I appreciate you saying that. On an ego level, which is a dangerous level to really exist on, because our ego will always destroy us; our ego is always trying to destroy us. But on an ego level, artists, more than anything, we want to be understood, and we think we deserve to be understood. And for me, when I’m at my most base level, when I’ve experienced being the most bitter or despair, it’s because I don’t feel like I’m being understood. There is both dimensions at the same time, on the one hand, there is open embrace – love, what you’ve called humanity, and hope. And on the other side, because I love us so much – if you love a person, you hate when they are hurt. If someone you know is being treated unjustly, then you hate that injustice. The level of love you have for the person dictates the level of hatred you have for them being wronged. So the songs in which I’m angry, I’m extraordinarily angry, and the songs that I’m loving, I’m extraordinarily loving and they are tied to each other but I agree that people tend to focus on whichever side serves them best. So if somebody wants to write me off and say he’s a crazy Muslim, then they can say look at all this stuff, he hates the police, whatever. And then on the other side, people can say something like, I’m having a Brother Ali type of day. And when they say that they’re listening to the happy, hopeful songs and they skip all the songs that are about pain. On an ego level, I’m like, “I want to be understood,” but really the Home Away From Home Tour taught me so much because I realized if I’m going to do this for real, it’s about serving people and I can’t be so egotistical to decide how people experience me. And whatever I’m able to provide – whatever they get from the music, I just want to be good at that for them. If I can help them attach meaning to anything, I’m happy to do that. I’m going to stop being so concerned about how I’m understood or how the music is understood, and just try to serve. I’m not there yet. That’s an aim not a claim.

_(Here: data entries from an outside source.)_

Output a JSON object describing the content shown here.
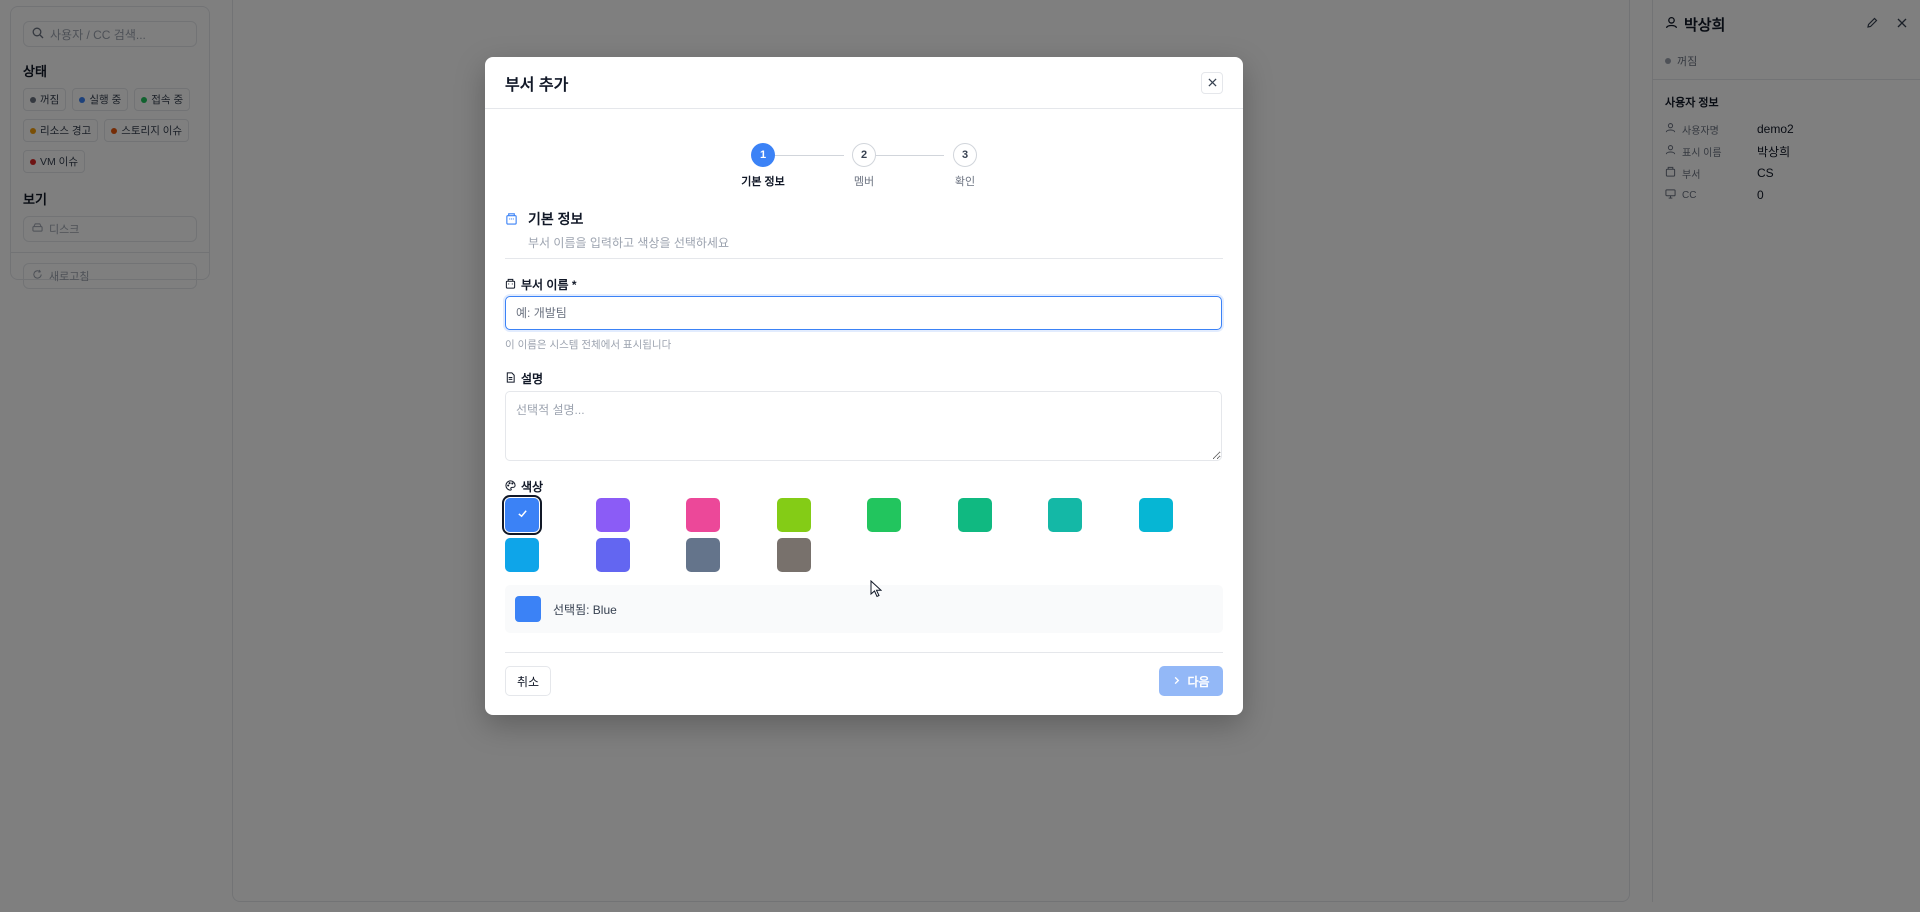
{
  "left_panel": {
    "search_placeholder": "사용자 / CC 검색...",
    "status_title": "상태",
    "status_chips": [
      {
        "label": "꺼짐",
        "color": "#6b7280"
      },
      {
        "label": "실행 중",
        "color": "#3b82f6"
      },
      {
        "label": "접속 중",
        "color": "#22c55e"
      },
      {
        "label": "리소스 경고",
        "color": "#f59e0b"
      },
      {
        "label": "스토리지 이슈",
        "color": "#ea580c"
      },
      {
        "label": "VM 이슈",
        "color": "#dc2626"
      }
    ],
    "view_title": "보기",
    "disk_label": "디스크",
    "refresh_label": "새로고침"
  },
  "right_panel": {
    "user_name": "박상희",
    "status": "꺼짐",
    "section_title": "사용자 정보",
    "fields": [
      {
        "label": "사용자명",
        "value": "demo2"
      },
      {
        "label": "표시 이름",
        "value": "박상희"
      },
      {
        "label": "부서",
        "value": "CS"
      },
      {
        "label": "CC",
        "value": "0"
      }
    ]
  },
  "modal": {
    "title": "부서 추가",
    "steps": [
      {
        "number": "1",
        "label": "기본 정보",
        "active": true
      },
      {
        "number": "2",
        "label": "멤버",
        "active": false
      },
      {
        "number": "3",
        "label": "확인",
        "active": false
      }
    ],
    "section_title": "기본 정보",
    "section_subtitle": "부서 이름을 입력하고 색상을 선택하세요",
    "name_label": "부서 이름 *",
    "name_placeholder": "예: 개발팀",
    "name_value": "",
    "name_hint": "이 이름은 시스템 전체에서 표시됩니다",
    "desc_label": "설명",
    "desc_placeholder": "선택적 설명...",
    "color_label": "색상",
    "colors": [
      "#3b82f6",
      "#8b5cf6",
      "#ec4899",
      "#84cc16",
      "#22c55e",
      "#10b981",
      "#14b8a6",
      "#06b6d4",
      "#0ea5e9",
      "#6366f1",
      "#64748b",
      "#78716c"
    ],
    "selected_color_index": 0,
    "selected_text": "선택됨: Blue",
    "cancel_label": "취소",
    "next_label": "다음"
  }
}
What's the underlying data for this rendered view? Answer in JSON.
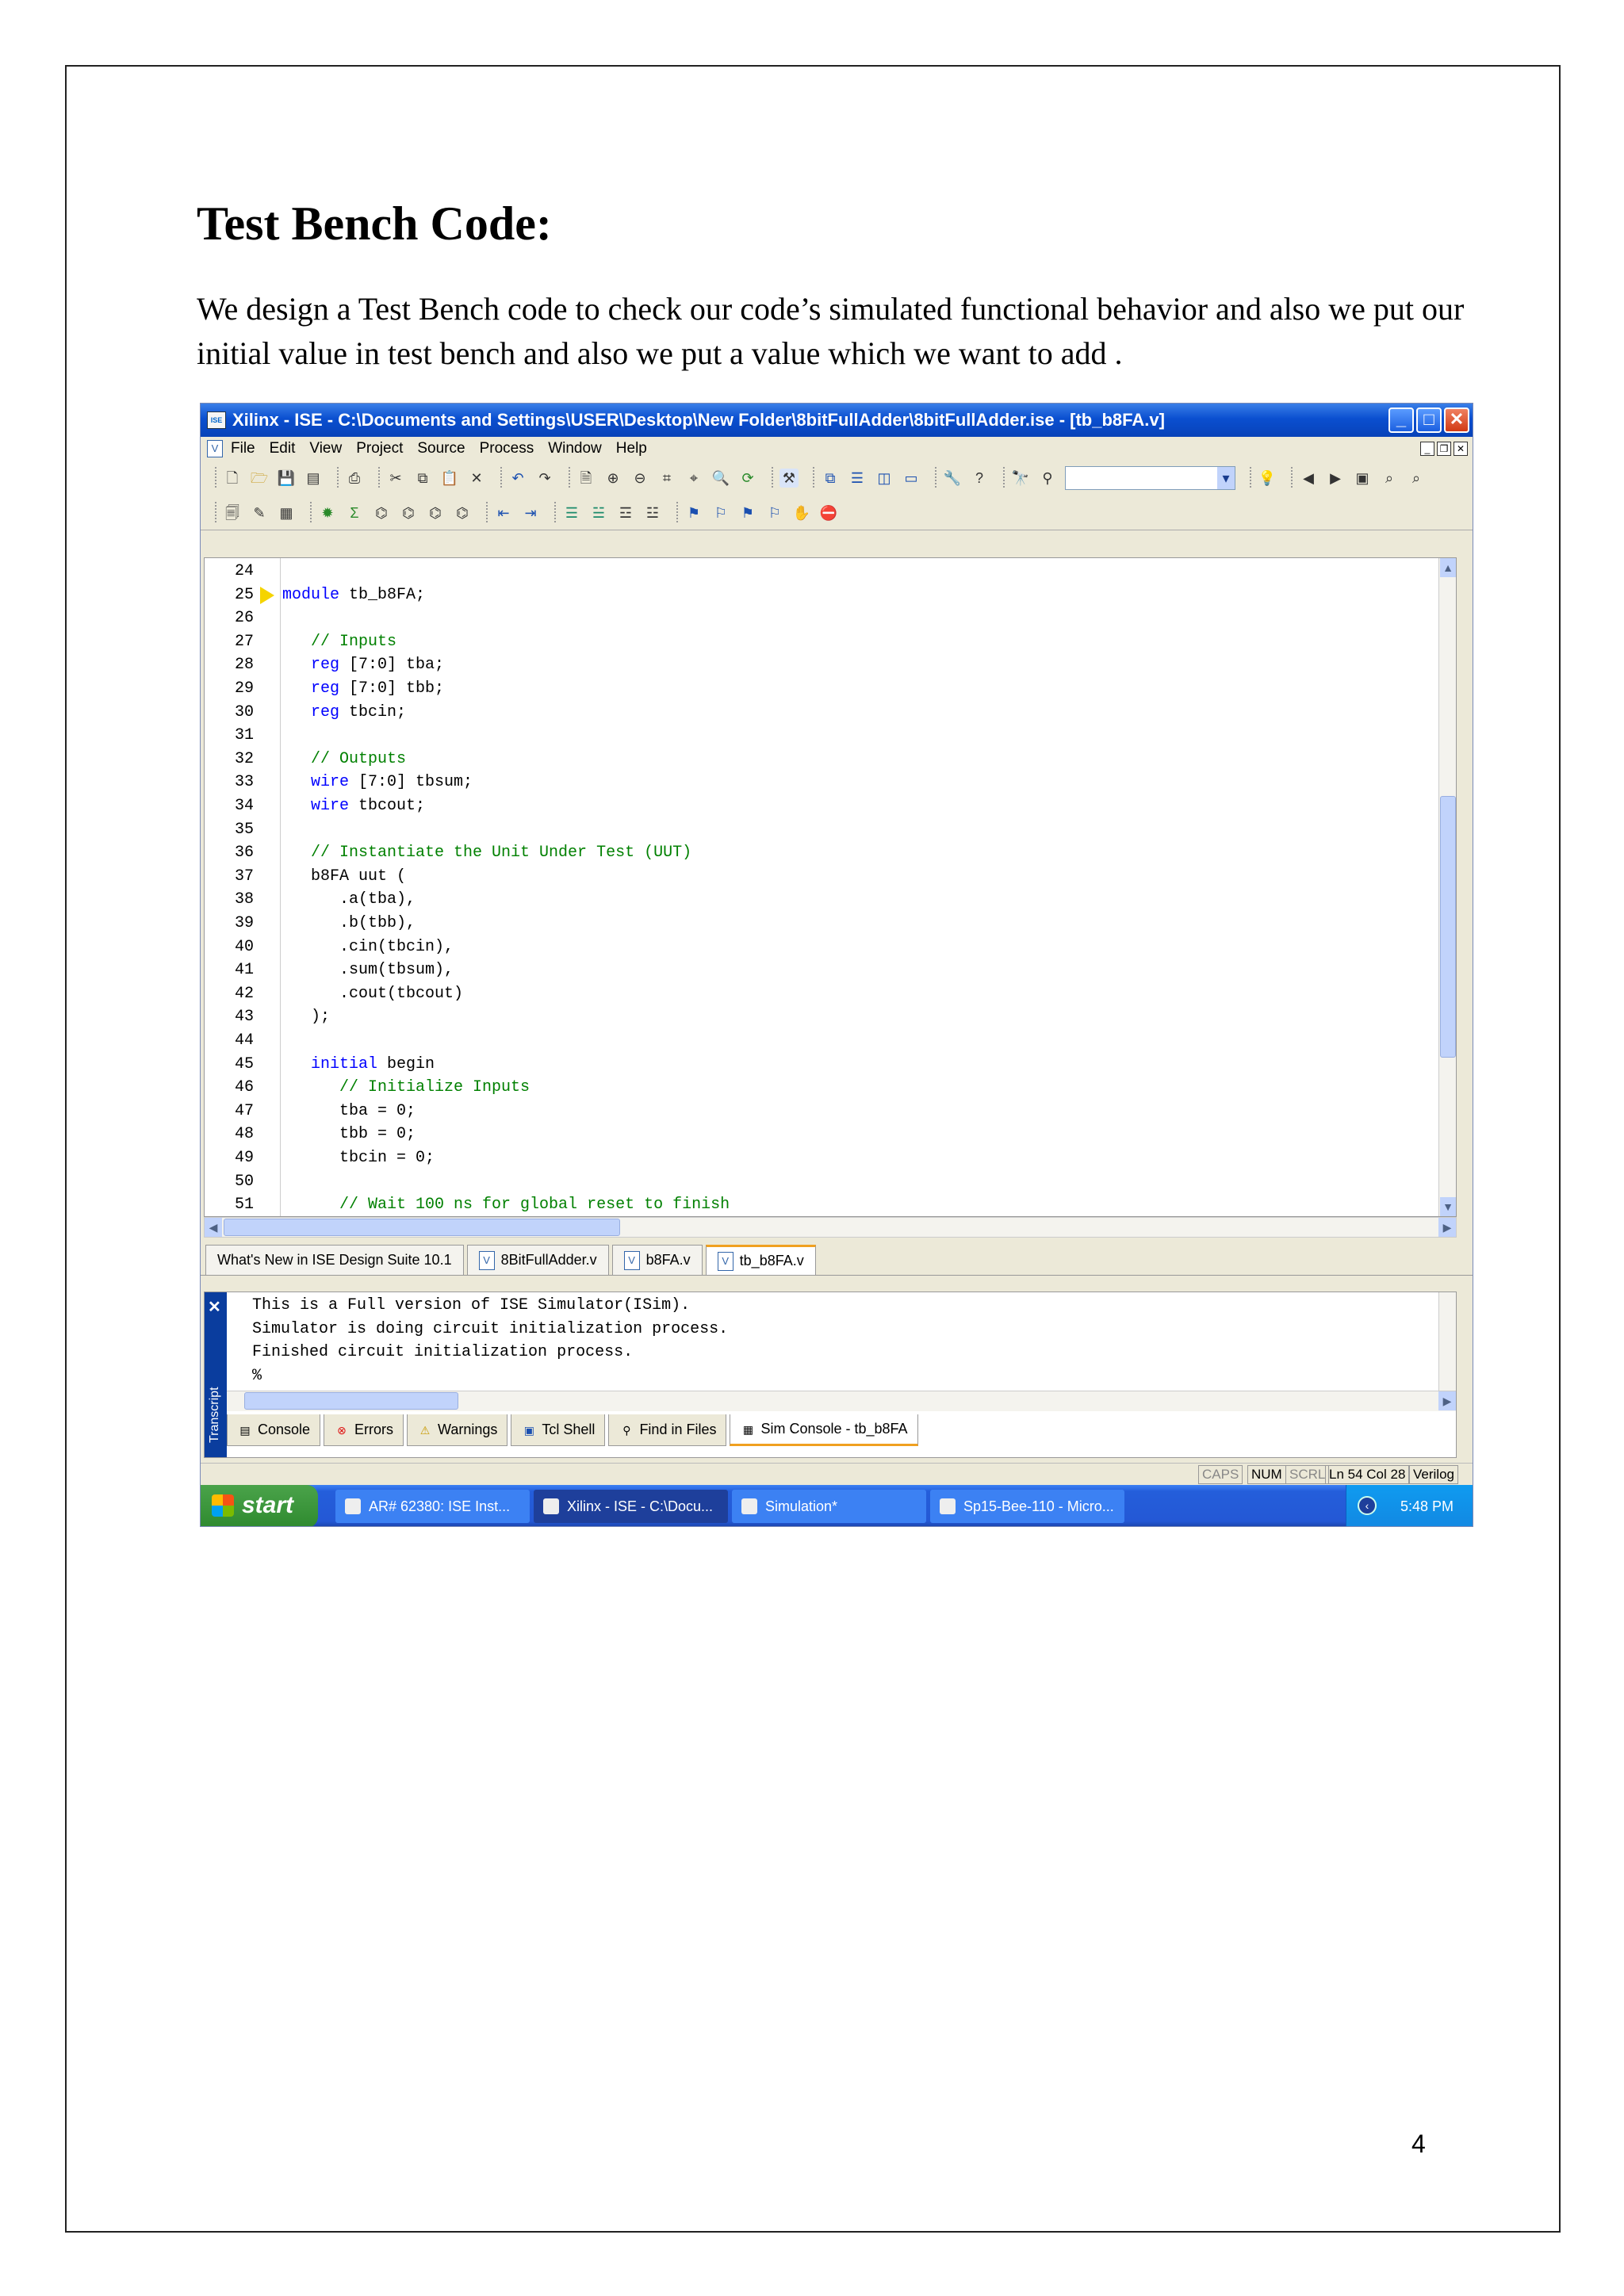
{
  "doc": {
    "heading": "Test Bench Code:",
    "paragraph": "We design a Test Bench code to check our code’s simulated functional behavior and also we put our initial value in test bench and also we put a value which we want to add .",
    "page_number": "4"
  },
  "window": {
    "title": "Xilinx - ISE - C:\\Documents and Settings\\USER\\Desktop\\New Folder\\8bitFullAdder\\8bitFullAdder.ise - [tb_b8FA.v]",
    "menu": [
      "File",
      "Edit",
      "View",
      "Project",
      "Source",
      "Process",
      "Window",
      "Help"
    ]
  },
  "editor": {
    "lines": [
      {
        "n": "24",
        "t": ""
      },
      {
        "n": "25",
        "t": "module tb_b8FA;"
      },
      {
        "n": "26",
        "t": ""
      },
      {
        "n": "27",
        "t": "   // Inputs"
      },
      {
        "n": "28",
        "t": "   reg [7:0] tba;"
      },
      {
        "n": "29",
        "t": "   reg [7:0] tbb;"
      },
      {
        "n": "30",
        "t": "   reg tbcin;"
      },
      {
        "n": "31",
        "t": ""
      },
      {
        "n": "32",
        "t": "   // Outputs"
      },
      {
        "n": "33",
        "t": "   wire [7:0] tbsum;"
      },
      {
        "n": "34",
        "t": "   wire tbcout;"
      },
      {
        "n": "35",
        "t": ""
      },
      {
        "n": "36",
        "t": "   // Instantiate the Unit Under Test (UUT)"
      },
      {
        "n": "37",
        "t": "   b8FA uut ("
      },
      {
        "n": "38",
        "t": "      .a(tba),"
      },
      {
        "n": "39",
        "t": "      .b(tbb),"
      },
      {
        "n": "40",
        "t": "      .cin(tbcin),"
      },
      {
        "n": "41",
        "t": "      .sum(tbsum),"
      },
      {
        "n": "42",
        "t": "      .cout(tbcout)"
      },
      {
        "n": "43",
        "t": "   );"
      },
      {
        "n": "44",
        "t": ""
      },
      {
        "n": "45",
        "t": "   initial begin"
      },
      {
        "n": "46",
        "t": "      // Initialize Inputs"
      },
      {
        "n": "47",
        "t": "      tba = 0;"
      },
      {
        "n": "48",
        "t": "      tbb = 0;"
      },
      {
        "n": "49",
        "t": "      tbcin = 0;"
      },
      {
        "n": "50",
        "t": ""
      },
      {
        "n": "51",
        "t": "      // Wait 100 ns for global reset to finish"
      }
    ]
  },
  "doc_tabs": [
    "What's New in ISE Design Suite 10.1",
    "8BitFullAdder.v",
    "b8FA.v",
    "tb_b8FA.v"
  ],
  "transcript": {
    "label": "Transcript",
    "lines": [
      "This is a Full version of ISE Simulator(ISim).",
      "Simulator is doing circuit initialization process.",
      "Finished circuit initialization process.",
      "%"
    ],
    "tabs": [
      "Console",
      "Errors",
      "Warnings",
      "Tcl Shell",
      "Find in Files",
      "Sim Console - tb_b8FA"
    ]
  },
  "status": {
    "caps": "CAPS",
    "num": "NUM",
    "scrl": "SCRL",
    "position": "Ln 54 Col 28",
    "language": "Verilog"
  },
  "taskbar": {
    "start": "start",
    "tasks": [
      "AR# 62380: ISE Inst...",
      "Xilinx - ISE - C:\\Docu...",
      "Simulation*",
      "Sp15-Bee-110 - Micro..."
    ],
    "clock": "5:48 PM"
  },
  "colors": {
    "keyword": "#0000ff",
    "comment": "#008000",
    "titlebar": "#0a4fd0",
    "taskbar": "#245edb",
    "active_tab_accent": "#f0a020"
  }
}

Looking back, what do you think the Rhymesayers legacy has been over the last 20 years?
What I think Rhymesayers had a role in bringing to the table was that their fans did not have to be traditional hip-hop fans. You can make an entire career touring in cities where the big hip-hop artists never went before. And also, you don’t have to have what is seen as the typical hip-hop story, or content, or delivery, or presentation. It’s only been very recently that’s been normal – you don’t have to fall into a traditional rap category. One of the things that Rhymesayers help usher in is that you don’t have to be one of the typical rappers. And those fans (in non-major markets) should be taken seriously. Look as Soundset, the biggest all hip-hop festival in the country; and that it’s in Minnesota says a lot. Those fans should be taken seriously – not just New York, LA, Atlanta, and Chicago. You should take Omaha (Nebraska) seriously – because if you string together Omaha, Lincoln, Iowa City, Champagne, Illinois, you put those places together – you got a tour, and you’ve never hit a major market, but now you’ve been touring for a week. You put it all together and you can go on tour for 3 months and every day you’re making fans, every day you’re connecting with people, every day you’re selling merchandise, you’re making money – you can build a career like that. And Rhymesayers, we’re not the only ones to do that – Living Legends had a hand in that – Def Jux had a hand in that – Tech N9ne had a hand in that. But when you look at the labels – Rhymesayers has stood the test of time. And we’ve done it in a way that is very legitimate and respectful to the culture.
Follower Brother Ali on Twitter: @BrotherAli – Follow Cheats on Twitter: @CheatsMWC